My little brother Simon and I only get to see each other when our schedules happen to fit, so it was cool to invite him out for a brother’s weekend and explore the city together. We wanted to learn what’s the secret behind Seattle pushing the envelope and staying ahead of the cultural curve. But as we’d come to find out, not all the people betting on Seattle’s progressive spirit are guaranteed a place in its future.
One of the things that makes Seattle so progressive is it’s great balance of tourism and residence: it's one of the cities that I admire most in this regard. It’s thoughtful residents have managed to build and preserve that rare balance of things that visitors and locals like to do for separate but equal reasons: a happy spot between form and function that seems to use the power of hospitality to propel itself forward in a sustainable way.
In Seattle we learned that all great cities are constantly changing and improving.
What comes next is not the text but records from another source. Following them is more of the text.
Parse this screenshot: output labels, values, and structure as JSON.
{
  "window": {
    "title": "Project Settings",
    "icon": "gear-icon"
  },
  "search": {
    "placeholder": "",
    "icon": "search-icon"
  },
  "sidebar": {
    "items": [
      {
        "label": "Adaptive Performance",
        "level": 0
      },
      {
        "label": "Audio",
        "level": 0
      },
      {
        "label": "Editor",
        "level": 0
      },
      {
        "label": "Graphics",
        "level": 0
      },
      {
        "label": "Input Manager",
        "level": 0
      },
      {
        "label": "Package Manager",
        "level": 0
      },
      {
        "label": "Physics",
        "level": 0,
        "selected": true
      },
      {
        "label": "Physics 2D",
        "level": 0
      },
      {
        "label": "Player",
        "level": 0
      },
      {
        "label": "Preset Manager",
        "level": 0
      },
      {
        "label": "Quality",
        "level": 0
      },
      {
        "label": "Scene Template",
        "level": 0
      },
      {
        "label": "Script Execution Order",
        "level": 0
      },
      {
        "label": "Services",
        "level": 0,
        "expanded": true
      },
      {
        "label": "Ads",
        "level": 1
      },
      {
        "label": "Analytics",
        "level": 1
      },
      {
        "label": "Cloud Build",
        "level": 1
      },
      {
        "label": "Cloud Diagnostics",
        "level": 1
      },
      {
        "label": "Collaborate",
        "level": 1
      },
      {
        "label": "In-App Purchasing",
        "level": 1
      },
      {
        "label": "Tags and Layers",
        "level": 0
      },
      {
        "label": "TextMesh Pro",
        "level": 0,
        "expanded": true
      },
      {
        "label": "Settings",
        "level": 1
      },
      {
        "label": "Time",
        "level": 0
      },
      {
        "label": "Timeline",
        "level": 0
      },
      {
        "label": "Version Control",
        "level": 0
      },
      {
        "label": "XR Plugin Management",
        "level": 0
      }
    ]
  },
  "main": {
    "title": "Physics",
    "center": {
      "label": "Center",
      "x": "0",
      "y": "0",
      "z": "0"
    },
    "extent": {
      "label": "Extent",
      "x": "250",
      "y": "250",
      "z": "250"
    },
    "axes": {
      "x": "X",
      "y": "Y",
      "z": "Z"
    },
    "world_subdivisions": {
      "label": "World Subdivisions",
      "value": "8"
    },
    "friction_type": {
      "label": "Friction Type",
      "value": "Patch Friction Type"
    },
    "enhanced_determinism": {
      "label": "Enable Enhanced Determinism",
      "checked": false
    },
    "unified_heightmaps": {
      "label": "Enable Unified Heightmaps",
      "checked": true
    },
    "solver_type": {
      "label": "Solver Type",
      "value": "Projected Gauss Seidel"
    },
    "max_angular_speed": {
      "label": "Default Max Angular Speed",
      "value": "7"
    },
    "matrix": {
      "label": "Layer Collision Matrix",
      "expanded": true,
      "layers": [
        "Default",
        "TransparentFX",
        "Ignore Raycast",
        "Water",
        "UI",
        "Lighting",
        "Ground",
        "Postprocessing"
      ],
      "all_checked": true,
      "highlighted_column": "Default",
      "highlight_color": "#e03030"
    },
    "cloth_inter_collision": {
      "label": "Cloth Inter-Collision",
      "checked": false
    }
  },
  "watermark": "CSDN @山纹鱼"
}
Having difficult conversations, preserving the things that make it great. Through Darik and Sally of Seattle Oasis, we discovered that for visitors, the things that make any city great can be heightened with the choice of the right vacation rental business. That is no better underlined at a time like this, when the looming prospect that with the same swiftness and impact that vacation rentals have entered so many people’s lives exists the equally daunting threat that it could all be taken away, just like that.
Each destination and host has multiple layers to its success. So we decided to pull back the curtain and share commentary on the people, places, and best industry practices that made Seattle so unique.
The following series of videos are designed to help better understand Darik and Sally's secrets to success. Watch each short clip and think about how it might apply to your vacation rental business.
While the demands of the industry can be testing, vacation rentals afford Darik and Sally time with their kids, an avenue to pursue real estate investments, and the freedom to create their own balanced lifestyle.
So many people get started in the vacation rental industry as a result of adversity. When the recession hit, Darik lost his job in finance and Sally's work in design was down. "We had to come up with something," was the family's realization. This turning point, starting "out of necessity" is a common thread in so many accidental vacation rental stars career paths.
Vacation rental business owners deal with all kinds of changes: market shifts, industry corrections, legal battles...etc. And it can be helpful to sit down to re-calibrate your goals on a regular basis to account for all this chaos: Darik and Sally, for instance, find that their goals now are radically different than when they first started.
In-person check-ins are not necessarily obligatory in the vacation rental industry: some companies use them because they can, other companies don’t use them for specific reasons. For a company like Seattle Oasis, the cost of one check-in is multiplied over many properties, making it prohibitively expensive.
Matt Landau is the Founder of the VRMB and the Inner Circle, two online resources dedicated to helping vacation rental owners and managers generate more bookings.